> ABOUT THIS EXERCISE: Check each line of the records for "ChatGPT"; collect those that have it.

◇ ◇ ◇ ◇ ◇ ◇ ◇

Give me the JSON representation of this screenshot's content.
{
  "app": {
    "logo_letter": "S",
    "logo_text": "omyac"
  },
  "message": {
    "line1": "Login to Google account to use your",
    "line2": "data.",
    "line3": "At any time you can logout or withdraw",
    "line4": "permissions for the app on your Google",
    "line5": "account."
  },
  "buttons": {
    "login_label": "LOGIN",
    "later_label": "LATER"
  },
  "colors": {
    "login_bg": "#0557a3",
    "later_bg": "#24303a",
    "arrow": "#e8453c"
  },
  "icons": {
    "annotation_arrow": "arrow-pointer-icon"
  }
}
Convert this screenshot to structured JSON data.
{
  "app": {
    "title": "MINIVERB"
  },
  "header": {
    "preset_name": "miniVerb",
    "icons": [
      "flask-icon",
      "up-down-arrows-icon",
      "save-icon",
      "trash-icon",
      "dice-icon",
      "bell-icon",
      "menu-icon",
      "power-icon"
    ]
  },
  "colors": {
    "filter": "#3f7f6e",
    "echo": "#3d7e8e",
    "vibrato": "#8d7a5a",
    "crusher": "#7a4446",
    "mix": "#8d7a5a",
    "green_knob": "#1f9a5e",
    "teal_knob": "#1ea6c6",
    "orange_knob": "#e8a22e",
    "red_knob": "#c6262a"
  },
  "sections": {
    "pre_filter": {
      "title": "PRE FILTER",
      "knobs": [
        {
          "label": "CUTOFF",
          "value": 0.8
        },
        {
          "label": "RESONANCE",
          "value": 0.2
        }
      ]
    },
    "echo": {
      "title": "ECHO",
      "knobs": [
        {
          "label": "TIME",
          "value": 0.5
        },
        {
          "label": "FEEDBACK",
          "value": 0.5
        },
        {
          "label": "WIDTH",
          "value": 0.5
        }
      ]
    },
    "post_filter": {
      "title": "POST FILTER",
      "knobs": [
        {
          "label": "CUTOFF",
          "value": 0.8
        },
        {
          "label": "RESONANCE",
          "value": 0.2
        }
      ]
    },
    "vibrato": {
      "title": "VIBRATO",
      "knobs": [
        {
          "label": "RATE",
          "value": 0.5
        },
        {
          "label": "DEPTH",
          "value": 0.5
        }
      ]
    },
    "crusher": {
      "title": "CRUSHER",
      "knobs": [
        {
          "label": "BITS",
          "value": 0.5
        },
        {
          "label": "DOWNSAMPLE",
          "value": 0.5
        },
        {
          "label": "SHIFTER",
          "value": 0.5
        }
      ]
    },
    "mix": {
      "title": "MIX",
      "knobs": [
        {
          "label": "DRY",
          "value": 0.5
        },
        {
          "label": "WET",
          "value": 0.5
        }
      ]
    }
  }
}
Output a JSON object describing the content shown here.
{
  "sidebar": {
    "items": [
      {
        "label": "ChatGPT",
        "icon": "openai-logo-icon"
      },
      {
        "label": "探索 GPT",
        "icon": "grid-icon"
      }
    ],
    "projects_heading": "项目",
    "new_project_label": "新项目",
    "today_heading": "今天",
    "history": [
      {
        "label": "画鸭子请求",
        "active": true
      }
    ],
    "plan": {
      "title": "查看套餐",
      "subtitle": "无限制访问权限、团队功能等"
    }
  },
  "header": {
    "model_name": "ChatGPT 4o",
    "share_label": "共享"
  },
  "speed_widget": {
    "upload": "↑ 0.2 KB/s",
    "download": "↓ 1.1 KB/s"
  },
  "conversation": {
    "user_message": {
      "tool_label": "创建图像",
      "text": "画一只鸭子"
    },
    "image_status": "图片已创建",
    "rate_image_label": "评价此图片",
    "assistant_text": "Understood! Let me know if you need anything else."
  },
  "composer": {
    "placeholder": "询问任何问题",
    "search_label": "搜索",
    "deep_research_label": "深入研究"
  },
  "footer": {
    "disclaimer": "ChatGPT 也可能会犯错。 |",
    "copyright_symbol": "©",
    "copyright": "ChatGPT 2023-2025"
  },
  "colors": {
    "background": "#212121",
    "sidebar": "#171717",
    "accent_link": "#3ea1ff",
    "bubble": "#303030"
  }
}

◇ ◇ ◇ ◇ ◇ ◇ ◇

> ANSWER BELOW:
        "label": "ChatGPT",
    "model_name": "ChatGPT 4o",
    "disclaimer": "ChatGPT 也可能会犯错。 |",
    "copyright": "ChatGPT 2023-2025"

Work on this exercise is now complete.